> TASK DESCRIPTION
As you look over the data below, please find each line where the word "multicastEvent" appears, then copy it.

---------- INPUT RECORDS ----------

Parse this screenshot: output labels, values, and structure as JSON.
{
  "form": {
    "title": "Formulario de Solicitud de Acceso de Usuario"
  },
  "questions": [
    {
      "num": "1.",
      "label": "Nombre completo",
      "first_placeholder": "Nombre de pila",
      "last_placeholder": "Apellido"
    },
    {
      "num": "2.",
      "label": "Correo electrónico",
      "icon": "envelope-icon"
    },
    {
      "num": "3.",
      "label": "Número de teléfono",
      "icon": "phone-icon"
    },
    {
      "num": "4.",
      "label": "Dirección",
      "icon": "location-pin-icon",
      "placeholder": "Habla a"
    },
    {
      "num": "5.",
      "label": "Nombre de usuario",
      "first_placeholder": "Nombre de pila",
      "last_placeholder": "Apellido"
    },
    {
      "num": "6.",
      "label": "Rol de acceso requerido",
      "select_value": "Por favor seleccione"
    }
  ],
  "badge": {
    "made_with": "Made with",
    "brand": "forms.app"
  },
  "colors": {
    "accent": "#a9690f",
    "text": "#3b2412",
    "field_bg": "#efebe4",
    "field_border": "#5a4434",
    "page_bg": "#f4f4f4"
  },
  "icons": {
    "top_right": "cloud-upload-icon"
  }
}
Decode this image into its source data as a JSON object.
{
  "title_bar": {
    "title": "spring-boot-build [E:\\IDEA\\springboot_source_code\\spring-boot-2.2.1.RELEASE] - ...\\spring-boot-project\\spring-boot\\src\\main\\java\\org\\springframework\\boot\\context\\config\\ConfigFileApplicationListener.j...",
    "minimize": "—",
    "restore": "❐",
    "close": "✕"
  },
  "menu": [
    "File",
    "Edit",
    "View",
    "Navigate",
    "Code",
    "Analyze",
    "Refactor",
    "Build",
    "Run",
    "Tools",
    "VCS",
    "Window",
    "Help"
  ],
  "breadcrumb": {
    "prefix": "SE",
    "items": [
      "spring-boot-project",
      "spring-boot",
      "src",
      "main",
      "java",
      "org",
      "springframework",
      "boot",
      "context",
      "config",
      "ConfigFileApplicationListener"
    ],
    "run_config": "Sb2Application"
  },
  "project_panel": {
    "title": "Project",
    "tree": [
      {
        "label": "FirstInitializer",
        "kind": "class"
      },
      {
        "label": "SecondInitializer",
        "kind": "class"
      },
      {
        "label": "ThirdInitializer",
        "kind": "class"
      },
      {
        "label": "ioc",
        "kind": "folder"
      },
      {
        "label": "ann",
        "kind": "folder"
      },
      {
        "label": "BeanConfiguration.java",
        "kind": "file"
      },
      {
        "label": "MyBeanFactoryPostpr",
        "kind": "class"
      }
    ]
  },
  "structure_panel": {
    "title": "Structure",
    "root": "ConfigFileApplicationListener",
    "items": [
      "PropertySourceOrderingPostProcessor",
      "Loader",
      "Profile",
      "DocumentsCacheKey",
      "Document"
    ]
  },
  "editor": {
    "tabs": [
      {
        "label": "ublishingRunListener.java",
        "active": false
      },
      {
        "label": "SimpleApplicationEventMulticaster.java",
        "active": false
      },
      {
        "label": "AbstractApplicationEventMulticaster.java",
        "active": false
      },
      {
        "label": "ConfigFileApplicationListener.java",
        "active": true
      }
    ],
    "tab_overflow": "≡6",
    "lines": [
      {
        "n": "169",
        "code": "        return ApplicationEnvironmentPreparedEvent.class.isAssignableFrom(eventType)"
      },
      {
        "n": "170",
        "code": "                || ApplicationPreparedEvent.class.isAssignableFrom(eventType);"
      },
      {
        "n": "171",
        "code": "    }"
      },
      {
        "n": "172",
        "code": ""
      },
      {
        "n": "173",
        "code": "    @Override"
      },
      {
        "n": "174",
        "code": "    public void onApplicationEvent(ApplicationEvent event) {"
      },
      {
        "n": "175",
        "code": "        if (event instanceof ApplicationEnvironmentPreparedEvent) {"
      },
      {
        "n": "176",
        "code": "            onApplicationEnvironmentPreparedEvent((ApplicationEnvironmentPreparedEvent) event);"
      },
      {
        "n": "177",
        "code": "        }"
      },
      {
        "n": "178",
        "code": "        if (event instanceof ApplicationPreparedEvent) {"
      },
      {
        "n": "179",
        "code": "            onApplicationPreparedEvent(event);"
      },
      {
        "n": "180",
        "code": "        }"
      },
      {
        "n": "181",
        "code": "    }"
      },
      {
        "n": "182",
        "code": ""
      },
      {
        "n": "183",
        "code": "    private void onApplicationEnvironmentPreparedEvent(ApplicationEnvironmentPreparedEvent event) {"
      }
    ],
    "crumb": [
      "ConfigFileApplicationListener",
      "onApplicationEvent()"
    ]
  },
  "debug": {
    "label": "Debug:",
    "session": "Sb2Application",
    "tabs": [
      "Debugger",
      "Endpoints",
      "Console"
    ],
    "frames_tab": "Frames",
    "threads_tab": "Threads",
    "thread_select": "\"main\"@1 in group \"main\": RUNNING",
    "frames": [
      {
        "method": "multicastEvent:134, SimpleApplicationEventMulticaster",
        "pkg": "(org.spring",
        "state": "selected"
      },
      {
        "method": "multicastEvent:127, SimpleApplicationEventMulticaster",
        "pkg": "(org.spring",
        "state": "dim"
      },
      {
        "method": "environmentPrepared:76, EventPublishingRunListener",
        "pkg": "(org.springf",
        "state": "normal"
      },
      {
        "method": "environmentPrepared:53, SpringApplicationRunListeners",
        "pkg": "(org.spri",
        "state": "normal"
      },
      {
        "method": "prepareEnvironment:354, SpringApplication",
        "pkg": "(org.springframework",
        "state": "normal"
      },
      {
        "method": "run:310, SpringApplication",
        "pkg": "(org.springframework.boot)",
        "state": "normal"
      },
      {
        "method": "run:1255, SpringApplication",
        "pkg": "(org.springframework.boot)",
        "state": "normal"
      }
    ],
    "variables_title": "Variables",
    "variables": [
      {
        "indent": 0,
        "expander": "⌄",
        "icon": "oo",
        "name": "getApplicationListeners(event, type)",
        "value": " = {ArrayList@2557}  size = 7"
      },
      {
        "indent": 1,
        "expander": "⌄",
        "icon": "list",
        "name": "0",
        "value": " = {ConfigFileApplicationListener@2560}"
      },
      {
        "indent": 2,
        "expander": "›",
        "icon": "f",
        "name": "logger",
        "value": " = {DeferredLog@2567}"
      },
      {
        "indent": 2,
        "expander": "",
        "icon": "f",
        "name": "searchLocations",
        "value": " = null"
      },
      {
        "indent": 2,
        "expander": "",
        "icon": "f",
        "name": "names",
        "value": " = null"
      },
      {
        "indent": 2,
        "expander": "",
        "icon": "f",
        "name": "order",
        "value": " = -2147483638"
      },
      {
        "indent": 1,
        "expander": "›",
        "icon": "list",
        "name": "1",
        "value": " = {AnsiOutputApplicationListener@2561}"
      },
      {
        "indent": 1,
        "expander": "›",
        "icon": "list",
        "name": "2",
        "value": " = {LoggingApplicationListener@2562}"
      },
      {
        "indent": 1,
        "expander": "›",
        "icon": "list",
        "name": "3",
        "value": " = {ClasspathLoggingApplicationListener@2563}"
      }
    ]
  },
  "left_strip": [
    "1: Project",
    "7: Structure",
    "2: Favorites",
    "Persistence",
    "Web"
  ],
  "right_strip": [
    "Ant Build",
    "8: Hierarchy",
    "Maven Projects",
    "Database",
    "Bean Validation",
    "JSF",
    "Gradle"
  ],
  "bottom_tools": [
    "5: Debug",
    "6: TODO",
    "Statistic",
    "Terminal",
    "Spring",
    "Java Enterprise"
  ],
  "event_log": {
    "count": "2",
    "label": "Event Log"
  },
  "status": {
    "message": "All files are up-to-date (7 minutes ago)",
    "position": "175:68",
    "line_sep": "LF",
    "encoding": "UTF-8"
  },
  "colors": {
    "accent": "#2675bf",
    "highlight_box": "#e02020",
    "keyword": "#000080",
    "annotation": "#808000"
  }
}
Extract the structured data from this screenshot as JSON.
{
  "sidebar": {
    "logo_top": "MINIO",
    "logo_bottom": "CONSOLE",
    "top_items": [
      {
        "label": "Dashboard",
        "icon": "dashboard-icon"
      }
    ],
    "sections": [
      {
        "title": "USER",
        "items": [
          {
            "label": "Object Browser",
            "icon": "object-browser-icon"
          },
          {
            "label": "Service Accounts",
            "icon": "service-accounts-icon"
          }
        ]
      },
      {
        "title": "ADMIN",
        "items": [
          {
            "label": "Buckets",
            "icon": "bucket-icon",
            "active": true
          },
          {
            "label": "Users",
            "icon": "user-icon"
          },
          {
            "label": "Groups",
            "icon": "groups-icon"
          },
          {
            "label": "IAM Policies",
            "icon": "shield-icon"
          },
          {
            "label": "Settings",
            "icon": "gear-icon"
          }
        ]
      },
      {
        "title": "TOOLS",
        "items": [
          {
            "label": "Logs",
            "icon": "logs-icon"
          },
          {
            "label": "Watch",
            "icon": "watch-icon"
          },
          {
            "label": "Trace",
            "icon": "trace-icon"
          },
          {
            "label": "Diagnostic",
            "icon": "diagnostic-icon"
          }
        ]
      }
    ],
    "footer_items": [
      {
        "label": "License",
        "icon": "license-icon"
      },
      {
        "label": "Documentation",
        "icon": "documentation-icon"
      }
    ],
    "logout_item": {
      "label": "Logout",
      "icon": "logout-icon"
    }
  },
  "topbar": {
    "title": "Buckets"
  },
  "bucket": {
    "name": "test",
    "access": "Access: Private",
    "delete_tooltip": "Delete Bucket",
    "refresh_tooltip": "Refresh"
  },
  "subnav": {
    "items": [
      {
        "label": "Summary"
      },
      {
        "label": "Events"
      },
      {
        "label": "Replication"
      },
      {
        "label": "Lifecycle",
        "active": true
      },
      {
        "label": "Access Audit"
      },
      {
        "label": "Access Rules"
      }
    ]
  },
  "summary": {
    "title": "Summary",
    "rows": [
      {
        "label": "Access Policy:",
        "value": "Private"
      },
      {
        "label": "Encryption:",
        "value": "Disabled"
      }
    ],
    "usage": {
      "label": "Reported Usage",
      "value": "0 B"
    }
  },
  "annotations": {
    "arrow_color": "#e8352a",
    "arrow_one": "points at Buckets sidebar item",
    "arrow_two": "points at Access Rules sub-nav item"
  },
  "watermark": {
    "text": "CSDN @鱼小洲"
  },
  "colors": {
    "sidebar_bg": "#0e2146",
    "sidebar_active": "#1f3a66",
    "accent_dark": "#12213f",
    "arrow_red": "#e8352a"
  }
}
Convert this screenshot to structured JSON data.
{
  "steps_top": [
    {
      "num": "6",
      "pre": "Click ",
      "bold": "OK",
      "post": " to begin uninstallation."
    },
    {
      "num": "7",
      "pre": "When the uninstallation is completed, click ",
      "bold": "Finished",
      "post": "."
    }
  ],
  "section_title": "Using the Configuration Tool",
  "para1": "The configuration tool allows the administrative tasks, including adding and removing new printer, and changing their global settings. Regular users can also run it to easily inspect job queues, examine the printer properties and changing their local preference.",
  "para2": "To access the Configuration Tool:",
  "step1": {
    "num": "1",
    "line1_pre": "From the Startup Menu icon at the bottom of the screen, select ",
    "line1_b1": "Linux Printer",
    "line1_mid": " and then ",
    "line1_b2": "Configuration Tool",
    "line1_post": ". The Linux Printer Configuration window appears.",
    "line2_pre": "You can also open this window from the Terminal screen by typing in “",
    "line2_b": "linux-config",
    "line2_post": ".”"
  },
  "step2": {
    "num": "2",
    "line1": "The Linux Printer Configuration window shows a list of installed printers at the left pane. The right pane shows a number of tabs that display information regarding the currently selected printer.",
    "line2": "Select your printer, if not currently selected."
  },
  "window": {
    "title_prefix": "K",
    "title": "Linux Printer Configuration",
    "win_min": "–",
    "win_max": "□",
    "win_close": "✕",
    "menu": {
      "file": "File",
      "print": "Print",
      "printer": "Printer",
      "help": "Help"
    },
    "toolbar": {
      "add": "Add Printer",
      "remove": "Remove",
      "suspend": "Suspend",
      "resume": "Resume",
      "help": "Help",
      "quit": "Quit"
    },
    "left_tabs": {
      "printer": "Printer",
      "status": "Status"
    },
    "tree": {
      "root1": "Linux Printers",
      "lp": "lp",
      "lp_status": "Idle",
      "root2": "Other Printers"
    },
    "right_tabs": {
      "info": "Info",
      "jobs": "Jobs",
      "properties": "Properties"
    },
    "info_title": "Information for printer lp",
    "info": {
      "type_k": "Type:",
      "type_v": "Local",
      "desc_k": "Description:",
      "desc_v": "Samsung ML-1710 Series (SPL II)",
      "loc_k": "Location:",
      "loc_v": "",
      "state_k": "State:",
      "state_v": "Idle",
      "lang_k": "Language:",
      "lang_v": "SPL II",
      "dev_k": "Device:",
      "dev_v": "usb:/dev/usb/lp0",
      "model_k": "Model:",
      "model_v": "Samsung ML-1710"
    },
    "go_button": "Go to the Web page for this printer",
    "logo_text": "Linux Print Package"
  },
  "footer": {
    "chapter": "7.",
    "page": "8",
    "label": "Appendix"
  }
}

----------

> SOLUTION
        "method": "multicastEvent:134, SimpleApplicationEventMulticaster",
        "method": "multicastEvent:127, SimpleApplicationEventMulticaster",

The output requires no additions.